8:00 am : Irish Research: Using the Basic Sources Effectively

(All Levels) The year 1922 sends a collective shudder of epic proportions down the spines of people who are tracing their Irish ancestors. That is when the western block of the Four Courts in Dublin, which housed the Public Record Office of Ireland, exploded. Destroyed were what many consider to be the basic sources of Irish genealogical research. This event is the main reason why tracing Irish ancestors is such a challenge. During this class we will discuss the core building blocks of Irish genealogy and learn how to at least partially mitigate the destruction of the genealogical records that were lost. * The words "Basic Sources" do not indicate easy research, they are important fundamental sources needed to accurately prove a genealogy.

May 21, 2015
8:00 am : Scottish Research: Principles and Strategies

(All Levels) There are some tricks of the trade in researching your Scottish ancestry. The goal of this class is to teach you some new research principles or strategies that might help you not only trace your Scottish families but trace your ancestors in other countries.

 
8:00 am : Basic Sources for Successfully Researching the Records of Scotland

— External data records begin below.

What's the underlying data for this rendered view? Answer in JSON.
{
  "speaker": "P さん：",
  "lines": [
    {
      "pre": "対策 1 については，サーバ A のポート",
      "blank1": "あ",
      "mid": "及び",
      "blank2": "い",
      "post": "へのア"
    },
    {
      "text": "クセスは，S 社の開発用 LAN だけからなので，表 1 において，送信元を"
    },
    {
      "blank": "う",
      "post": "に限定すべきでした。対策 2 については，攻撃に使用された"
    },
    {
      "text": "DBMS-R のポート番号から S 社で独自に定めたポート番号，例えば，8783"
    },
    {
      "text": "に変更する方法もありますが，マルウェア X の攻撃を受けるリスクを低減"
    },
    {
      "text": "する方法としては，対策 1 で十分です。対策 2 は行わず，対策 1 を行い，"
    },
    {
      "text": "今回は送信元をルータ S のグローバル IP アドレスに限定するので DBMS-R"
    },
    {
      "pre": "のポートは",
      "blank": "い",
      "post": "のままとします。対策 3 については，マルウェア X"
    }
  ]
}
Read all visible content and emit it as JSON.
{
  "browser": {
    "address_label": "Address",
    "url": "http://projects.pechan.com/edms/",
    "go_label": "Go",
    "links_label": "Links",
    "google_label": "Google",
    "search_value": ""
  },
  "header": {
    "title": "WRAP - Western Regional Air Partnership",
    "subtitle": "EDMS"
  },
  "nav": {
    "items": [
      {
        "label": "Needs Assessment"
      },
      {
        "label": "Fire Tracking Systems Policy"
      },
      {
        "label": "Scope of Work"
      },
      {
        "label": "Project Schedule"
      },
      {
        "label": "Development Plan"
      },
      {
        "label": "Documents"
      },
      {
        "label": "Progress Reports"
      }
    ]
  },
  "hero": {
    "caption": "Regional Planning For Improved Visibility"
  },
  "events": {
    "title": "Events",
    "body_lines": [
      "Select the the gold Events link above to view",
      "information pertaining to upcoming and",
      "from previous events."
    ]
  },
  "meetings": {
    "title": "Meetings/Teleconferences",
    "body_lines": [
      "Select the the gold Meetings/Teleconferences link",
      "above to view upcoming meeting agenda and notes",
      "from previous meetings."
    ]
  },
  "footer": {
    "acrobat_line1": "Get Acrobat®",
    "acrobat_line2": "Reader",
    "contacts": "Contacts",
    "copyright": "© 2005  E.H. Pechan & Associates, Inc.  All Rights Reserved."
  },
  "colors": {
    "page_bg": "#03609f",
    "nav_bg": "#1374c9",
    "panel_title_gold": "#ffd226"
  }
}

(All Levels) Life got a whole lot easier for people tracing their Scottish ancestry with the creation of the website ScotlandsPeople. While it makes available civil records of birth, marriage and death, government census returns from 1841 through 1911, and probate records, this is not a one-stop shopping center for Scottish research. We will review the pros and cons of this website as well as discuss other record types that are useful if one is to be successful in researching their Scottish ancestors.